Friday, Nov. 27, 2009 | 2 a.m.
Beyond the Sun
Three months ago Bill Cosby performed in Las Vegas for the first time in years, headlining at Treasure Island.
He returns for an encore tonight.
It may be the last time fans have a chance to see America’s uncrowned raconteur laureate on a Las Vegas stage for a while.
“The last time I played there,” Cosby says during a phone call to his home in Shelburne Falls, Mass., “the attendance was not good. The town was kind of down.”
“If it doesn’t do better this time then I’ll just lay out till it turns into a boomtown again,” the 72-year-old Cosby says.
He never seems to get angry. He says he can, but keeps it under tight control.
Rather than protest nightclub segregation in the early ’60s, for instance, Cosby simply didn’t perform in the nonintegrated ones.
“A club would call and say, ‘We’d like to have Bill Cosby play.’ My agent would say, ‘Are you integrated?’ ‘No, we’re not.’ ‘OK, goodbye.’ What’s the reason for yelling at people?”
He used his growing star power in the ’60s — when he co-starred in the hit TV series “I Spy” — and later years to quietly help change the face of Hollywood, including the introduction of black stuntmen.

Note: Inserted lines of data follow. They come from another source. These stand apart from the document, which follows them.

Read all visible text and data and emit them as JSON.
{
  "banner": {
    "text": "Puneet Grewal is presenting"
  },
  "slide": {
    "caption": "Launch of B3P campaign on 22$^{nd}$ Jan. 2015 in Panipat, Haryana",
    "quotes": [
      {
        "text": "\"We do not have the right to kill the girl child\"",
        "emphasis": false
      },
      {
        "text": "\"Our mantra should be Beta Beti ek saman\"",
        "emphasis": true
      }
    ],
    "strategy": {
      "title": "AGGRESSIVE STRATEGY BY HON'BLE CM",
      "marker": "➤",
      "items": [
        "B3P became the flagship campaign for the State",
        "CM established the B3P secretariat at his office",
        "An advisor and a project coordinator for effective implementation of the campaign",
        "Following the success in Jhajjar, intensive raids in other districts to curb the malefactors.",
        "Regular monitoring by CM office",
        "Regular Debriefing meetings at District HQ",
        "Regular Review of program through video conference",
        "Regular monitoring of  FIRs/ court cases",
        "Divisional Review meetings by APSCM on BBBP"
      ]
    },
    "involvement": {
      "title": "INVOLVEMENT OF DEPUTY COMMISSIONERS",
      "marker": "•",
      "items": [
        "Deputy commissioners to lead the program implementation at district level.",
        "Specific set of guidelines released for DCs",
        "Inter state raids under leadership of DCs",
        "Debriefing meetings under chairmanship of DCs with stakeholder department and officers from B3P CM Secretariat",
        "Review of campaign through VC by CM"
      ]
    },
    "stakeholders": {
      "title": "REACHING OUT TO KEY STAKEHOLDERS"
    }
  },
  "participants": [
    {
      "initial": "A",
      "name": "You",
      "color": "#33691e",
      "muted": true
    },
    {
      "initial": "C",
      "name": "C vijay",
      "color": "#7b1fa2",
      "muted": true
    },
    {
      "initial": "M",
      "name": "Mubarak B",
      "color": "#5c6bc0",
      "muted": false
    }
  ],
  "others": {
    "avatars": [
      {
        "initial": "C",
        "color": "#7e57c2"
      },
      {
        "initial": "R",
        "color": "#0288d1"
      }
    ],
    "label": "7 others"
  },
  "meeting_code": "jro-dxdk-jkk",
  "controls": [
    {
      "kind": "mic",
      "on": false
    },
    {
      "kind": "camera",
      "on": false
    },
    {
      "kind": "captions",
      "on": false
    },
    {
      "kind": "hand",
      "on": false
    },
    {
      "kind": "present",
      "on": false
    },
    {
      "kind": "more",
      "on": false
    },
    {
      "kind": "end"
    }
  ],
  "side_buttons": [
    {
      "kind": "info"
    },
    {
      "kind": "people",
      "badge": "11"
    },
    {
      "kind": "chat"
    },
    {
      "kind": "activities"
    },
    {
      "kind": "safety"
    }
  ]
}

From ’69 to ’71 Cosby starred as Chet Kincaid in “The Bill Cosby Show,” not to be confused with “The Cosby Show” (1984-92), in which he played Dr. Heathcliff ‘Cliff’ Huxtable.
“What happened during the Chet Kincaid show — the union was all white on the lot except for the black people who were light in color, because the unions thought they were either Filipinos or Indians,” Cosby says.
He asked his producer about the situation.
“It turns out they had a law that said that they didn’t mind black people in the union, it’s just that if (producers) wanted to do this then they had to pay the black interns and the regular white guy who was in the union — they both had to have regular salaries,” Cosby said. “I assumed since no blacks were in the unions, then every union had the same rule — whether it was painters or somebody polishing doorknobs or doing hair or makeup or wardrobe.”
Hiring blacks for entry-level jobs in order to get them into the union essentially doubled the cost of production.
Where others balked, Cosby didn’t.
“These apprentices would serve behind the union members, learn their trade and take a test and then be admitted into the union. I put all those people in line to join the unions — I even put in a still photographer to get a license and be in the union.”
Cosby wasn’t angry during any of this.
“I would have been angry had they set up some kind of trickery,” he says.
He didn’t even get angry when he ultimately fired a hairstylist — an older black woman — from “The Bill Cosby Show.”
“Everybody loved her,” Cosby says. “She worked behind a white woman who was doing hair on the show.”
The black worker refused to take the test to join the union and after more than a year Cosby told her she needed to take the test.
“I told her I had to put some more people in the union and she was the only one who had not taken the test,” Cosby says. “She sat down and in great sorrow she said that she was scared because she would lose her friends, the white ones.
“I began to feel that I was talking to some child who was under peer pressure at school or something. I said to her, ‘You’re going to have to go. You have friends and you can work any place, but I’ve got to put people into the union.’ Then they brought a black woman to me who did the internship in 16 weeks, passed the test and bam, she was in. She wasn’t worried about making friends with anyone.”
Even today, he is slow to anger.
“What is there to really be angry about at this point?” he says. “I just know I’m in a position (where) I don’t have to put up with any foolishness. If you go behind my back and do foolish things then I’m going to get angry. If your racism puts you in a position to where you’re obsessed and want to do damage to my show, then I’m going to get angry.”